Part of a series: #squeak-phone
Back in October 2020, I built an on-screen keyboard for Squeak Smalltalk. It ended up being about 230 lines of code (!) in total.
I’ve been using Smalltalk as the primary UI for my experimental cellphone software stack, and I needed a way to type input. Using VNC to develop on the phone works fine, but to work on the device itself - both for day-to-day phone tasks as well as developing the system - I need a proper on-device keyboard.
This video shows the keyboard in action. As you can see,
it’s not perfect! At one point I tapped
ctrl while typing, leading
to an unexpected pop-up menu appearing.
But the basic idea is sound. (Aside: why aren’t there any Android keyboards that are laid out like a PC keyboard, with punctuation in the right place, etc.?)
The usual shortcuts like
Alt-P for “print it”,
Alt-D for “do it”
Alt-I for “inspect it” all work for evaluating snippets of
The keyboard integrates with my previously-written touchscreen support code, with the red/blue/yellow modifier buttons affecting touches, making them into simulated left-/middle-/right-clicks, and with keyboard focus changes auto-popping-up and -down the keyboard.
Simulating mouse clicks is a temporary state of affairs that lets me use the touchscreen reasonably naturally, making use of context menus and so on, without having to make invasive changes to the input pipeline of Squeak’s Morphic.
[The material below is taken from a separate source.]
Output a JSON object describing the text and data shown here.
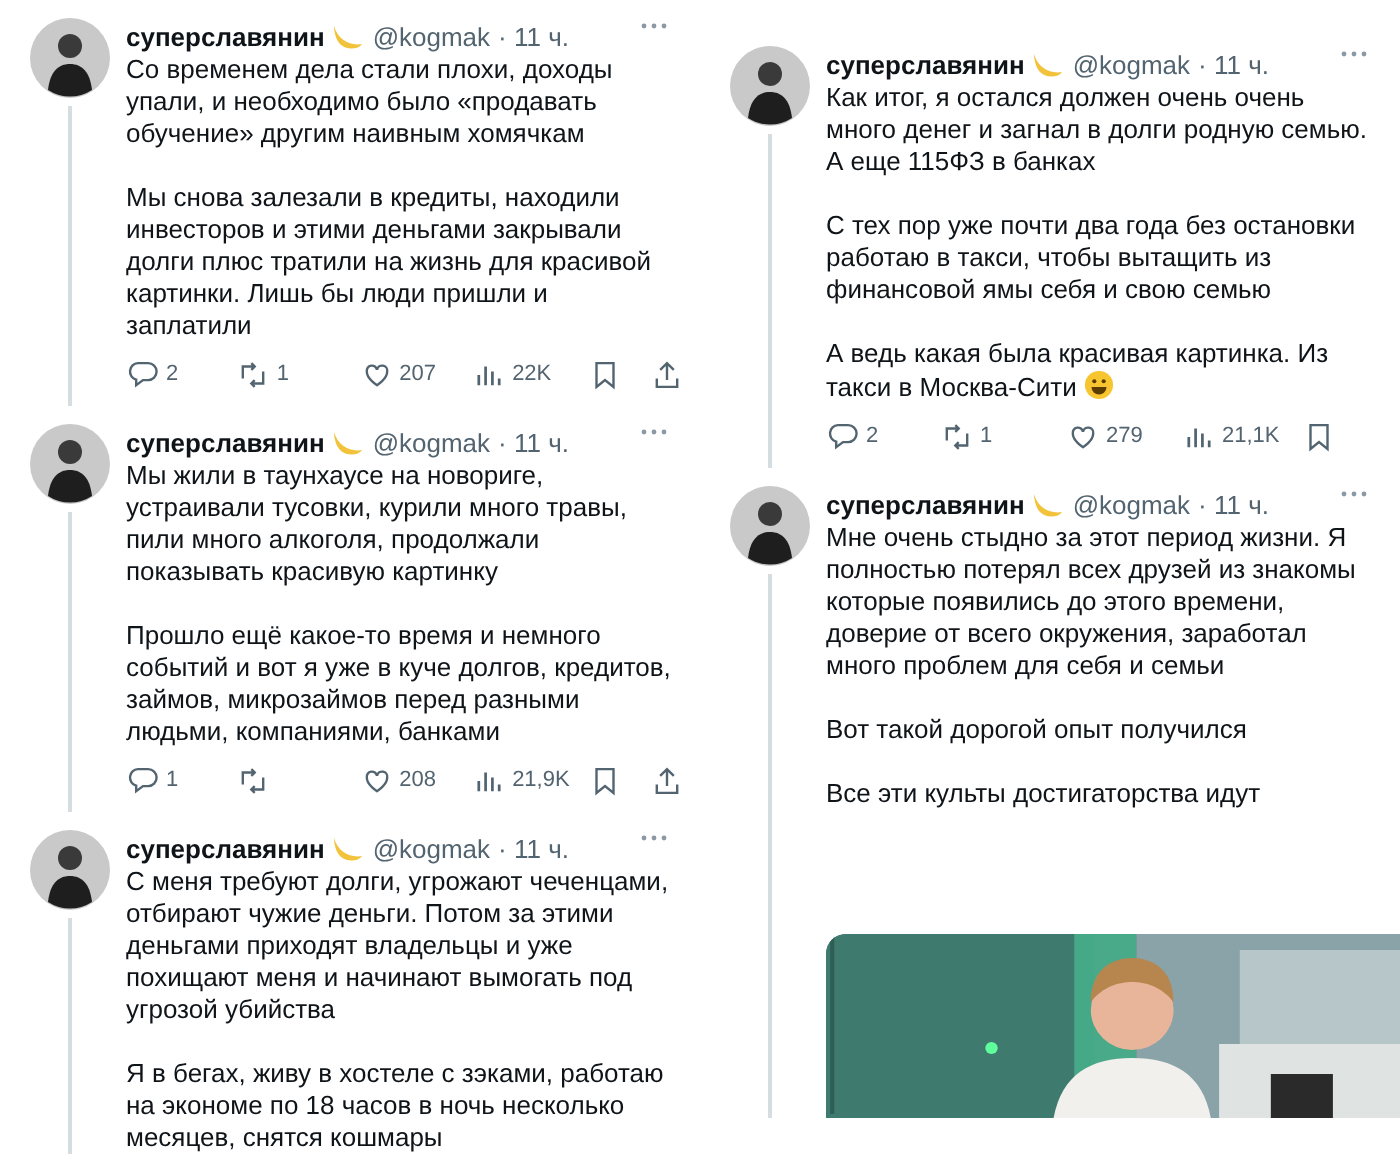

How it works
OnScreenKeyboardMorph synthesizes keyboard events and injects
them into the Morphic world.
You can have arbitrarily many keyboards instantiated, but there’s a global one living in a flap at the bottom of the screen. That’s the blue tab at the bottom left of the screen you can see in the video.
I had already written code to read from
tracking each multitouch contact separately. A subclass of
newKeyboardFocus: to pop the keyboard up and down as the
keyboard focus comes and goes:
Each key is represented by an
OnScreenKeyMorph. It tracks keyboard
shift state by registering as a dependent of the
The important part, of course, is the mouse event handler for
The only other interesting part is the keyboard initialization routine, which builds the layout:
The rest is book-keeping and simple delegation methods, like this:
and so on.
I haven’t released the whole package yet, because it’s all very much in flux, but if you’re interested, you can take a look at the changeset for the Keyboard-related code here: LinuxIO-Morphic-KeyboardMorph.st